There are a lot of things going around in my head this evening. Probably several that I could, and perhaps should, write about. But, I'm not there. So, an easier post. [As I re-read the post before actually putting it up, this did not end up being the easy post that I thought it was going to be when I started. I think it drew more out of me than I expected.]
I've written before about worship. What I think it is; the rules that I think apply (or don't); etc. Recently I was reading from the book of Isaiah, and found what it said about the topic to be interesting.
Isaiah was a prophet, and I have read that the New Testament quotes Isaiah more than all of the other prophets combined. Although Isaiah was close to a number of kings, it seems pretty clear that he did not pull any punches. In fact, my brief research indicates that although Isaiah outlasted four kings, the fifth had him killed.
The portion of Isaiah that I am focused on now is 1:10-20. It is too long to quote the entire passage here (I just tried it). If you are reading this, I suggest that you take a second to look it up. In fact, I will go beyond that, go to www.biblegateway.com (or a similar site) and look for the New Living Translation version of the passage. It's ok, I don't mind waiting for you to find it and read it.

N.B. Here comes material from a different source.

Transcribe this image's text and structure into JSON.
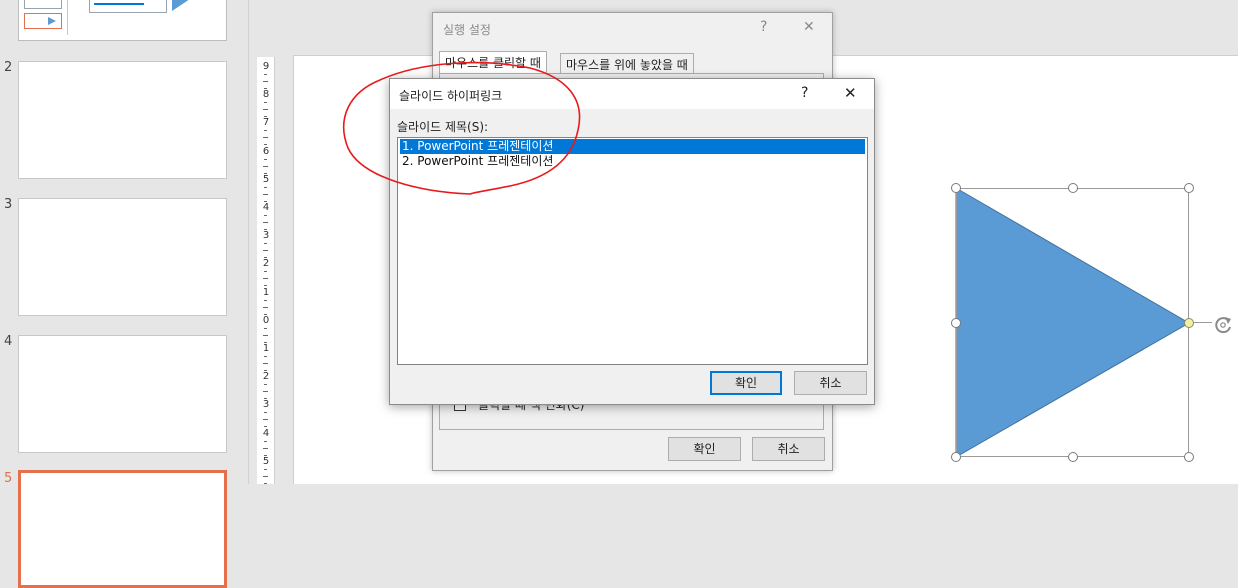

Ok, now that we are all on the same page, because I know you looked it up - Wow! Sick of your burnt offerings? Stop bringing me your meaningless gifts? Your celebrations are sinful and false? Remember, this is the Old Testament that we are reading. There are pages and pages and pages of the Old Testament that address nothing but the burnt offerings, the incense and the various celebrations. In fact, I think you could read most of the Old Testament and come to conclusion that offerings and gifts and celebrations and rituals is what worship is all about. After all, they are described in very fine detail.
But, I have always thought (ok, I've thought it for as long as I have thought about such things, which honestly isn't that long) that reading the Old Testament in that way is wrong. Sure, there are a lot of rules about the worship practices, but you can't separate them from the point of worship. The best analogy that I can come up with right now is music. Music can certainly be seen and studied as a series of notes, tempos and sound levels to be played by various instruments. But music, of course, is more than that. Its essence is more about expression and emotion and feeling - things that don't really translate well to the sheet music. If you tried to strip all of that away, you would end up with nothing but a complicated set of rules and directions - like you get when you strip the essence of worship from the Old Testament.
This passage from Isaiah really hits me on the head with that and not losing sight of the real point of worship. It screams to me, "Stop focusing on the rules and rituals, focus on the worship! I'm sick of you coming to me out of habit and blindly following a bunch of rules. I'm sick of you acting like you are worshiping, but really just going through the motions! Come to me and mean it. 'Learn to do good. Seek justice. Help the oppressed.' [1:17a]"
Then, amazingly, despite the frustration, "Just listen and obey and I will take care of you. 'Though your sins are like scarlet, I will make them as white as snow.' [1:18b] But if you don't, there is nothing to be done for you - 'you will be devoured by the sword of your enemies.' [1:20]"
I try hard not to worship for worship's sake. I try not to let myself just go through the motions. I try not to take Communion without thinking about what it means and why I am doing it. I try not to lift up hands in prayer that are covered in the blood of sin. But, sometimes I admit that I probably fall into a routine. This rather pointed reminder about focusing on the purpose of my worship is helpful to me.